Protecting older Australians in aged care facilities

The Australian Government is taking further action to protect older Australians, with an investment of nearly $2 million going into research to tackle the threat of antimicrobial resistance in aged care facilities.

Page last updated: 17 May 2018

PDF printable version of Protecting older Australians in aged care facilities (PDF 234 KB)

17 May 2018

The Turnbull Government is taking further action to protect older Australians, with an investment of nearly $2 million going into research to tackle the threat of antimicrobial resistance in aged care facilities.

Antibiotic resistance in Australia has meant some infections are becoming increasingly difficult to treat, leaving healthcare professionals with limited, or in some rare instances, no treatment options.

Antimicrobial resistance occurs when microorganisms that cause infections resist the effects of the medicines used to treat them, such as antibiotics, antivirals and antifungals.

The main cause of antibiotic resistance is antibiotic overuse. The more we use antibiotics, the more chance bacteria have to develop resistance to them.

And Australia is one of the biggest users of antibiotics in the developed world.

The Turnbull Government will provide $1.2 million, with a co-contribution of $700,000 by the University of Queensland, for a total of $1.9 million.

In recent years, high levels of antibiotics use have been recorded in Australian aged care facilities, contributing to a heightened risk of residents acquiring antimicrobial-resistant infections.

This is the latest investment from the Government’s Medical Research Future Fund aimed at increasing the surveillance of antibiotic-resistant organisms in residential aged care facilities and better understanding the spread of infections within and between healthcare facilities.

This funding is for research focusing on a nurse-led antimicrobial intervention in residential aged care facilities across multiple states in Australia.

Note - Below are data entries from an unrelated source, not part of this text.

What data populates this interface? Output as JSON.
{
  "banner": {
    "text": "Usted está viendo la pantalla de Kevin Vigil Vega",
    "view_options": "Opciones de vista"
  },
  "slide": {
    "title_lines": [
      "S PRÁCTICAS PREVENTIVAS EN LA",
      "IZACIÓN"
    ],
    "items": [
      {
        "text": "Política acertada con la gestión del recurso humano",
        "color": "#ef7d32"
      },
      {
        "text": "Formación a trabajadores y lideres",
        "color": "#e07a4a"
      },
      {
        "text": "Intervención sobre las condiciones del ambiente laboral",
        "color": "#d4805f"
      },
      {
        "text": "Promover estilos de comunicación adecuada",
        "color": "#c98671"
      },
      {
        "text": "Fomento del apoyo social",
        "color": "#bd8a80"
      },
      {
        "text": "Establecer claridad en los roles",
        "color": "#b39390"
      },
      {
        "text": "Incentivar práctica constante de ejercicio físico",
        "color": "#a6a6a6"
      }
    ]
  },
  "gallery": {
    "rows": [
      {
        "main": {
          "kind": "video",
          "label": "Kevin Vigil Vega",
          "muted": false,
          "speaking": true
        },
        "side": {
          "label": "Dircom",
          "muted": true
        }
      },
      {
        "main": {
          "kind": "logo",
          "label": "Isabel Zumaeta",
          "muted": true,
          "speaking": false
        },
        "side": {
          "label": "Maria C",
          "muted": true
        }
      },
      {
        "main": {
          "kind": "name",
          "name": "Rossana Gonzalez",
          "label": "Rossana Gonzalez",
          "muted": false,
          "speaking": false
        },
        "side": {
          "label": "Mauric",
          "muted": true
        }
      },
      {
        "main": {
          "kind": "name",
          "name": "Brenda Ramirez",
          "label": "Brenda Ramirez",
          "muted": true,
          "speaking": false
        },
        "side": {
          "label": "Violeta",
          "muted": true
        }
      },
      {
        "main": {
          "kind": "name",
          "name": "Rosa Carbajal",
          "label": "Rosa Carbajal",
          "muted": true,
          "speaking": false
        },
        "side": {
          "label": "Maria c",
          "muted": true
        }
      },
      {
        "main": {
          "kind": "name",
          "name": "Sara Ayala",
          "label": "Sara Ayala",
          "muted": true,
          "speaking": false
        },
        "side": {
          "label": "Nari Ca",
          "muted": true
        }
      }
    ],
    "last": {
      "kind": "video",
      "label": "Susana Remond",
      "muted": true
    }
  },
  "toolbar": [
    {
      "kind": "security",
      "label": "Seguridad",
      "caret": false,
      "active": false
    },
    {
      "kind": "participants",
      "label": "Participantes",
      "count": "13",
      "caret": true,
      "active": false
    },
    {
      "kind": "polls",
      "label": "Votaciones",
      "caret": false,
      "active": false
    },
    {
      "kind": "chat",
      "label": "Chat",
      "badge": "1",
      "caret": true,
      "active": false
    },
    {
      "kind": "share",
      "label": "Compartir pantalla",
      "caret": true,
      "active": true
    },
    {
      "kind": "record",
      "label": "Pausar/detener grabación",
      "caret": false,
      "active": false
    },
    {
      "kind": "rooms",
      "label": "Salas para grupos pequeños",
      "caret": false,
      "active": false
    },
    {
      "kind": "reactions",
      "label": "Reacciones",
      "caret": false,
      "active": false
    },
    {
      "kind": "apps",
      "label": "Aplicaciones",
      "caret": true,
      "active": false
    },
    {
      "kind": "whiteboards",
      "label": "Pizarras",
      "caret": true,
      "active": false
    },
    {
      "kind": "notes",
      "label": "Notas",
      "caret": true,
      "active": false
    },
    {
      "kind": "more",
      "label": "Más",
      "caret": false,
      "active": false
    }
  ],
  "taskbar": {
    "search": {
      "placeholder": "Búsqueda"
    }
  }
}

Earlier this year we announced that the Turnbull Government would provide two new ground-breaking flu vaccines to over three million Australians aged 65 years and over - free of charge. The vaccines were fast-tracked to ensure lives are saved and that older Australians receive greater protection.

In last week’s Federal Budget, we allocated a record $6 billion for health and medical research — continued funding for the National Health and Medical Research Council, the Biomedical Translation Funds and $2 billion in disbursements from the Medical Research Future Fund.

This investment includes $1.3 billion for a new National Health and Medical Industry Growth Plan to improve health outcomes for hundreds of thousands of Australians, create tens of thousands of jobs, and develop Australia’s next generation of global-leading industries.

(ENDS)

Top of Page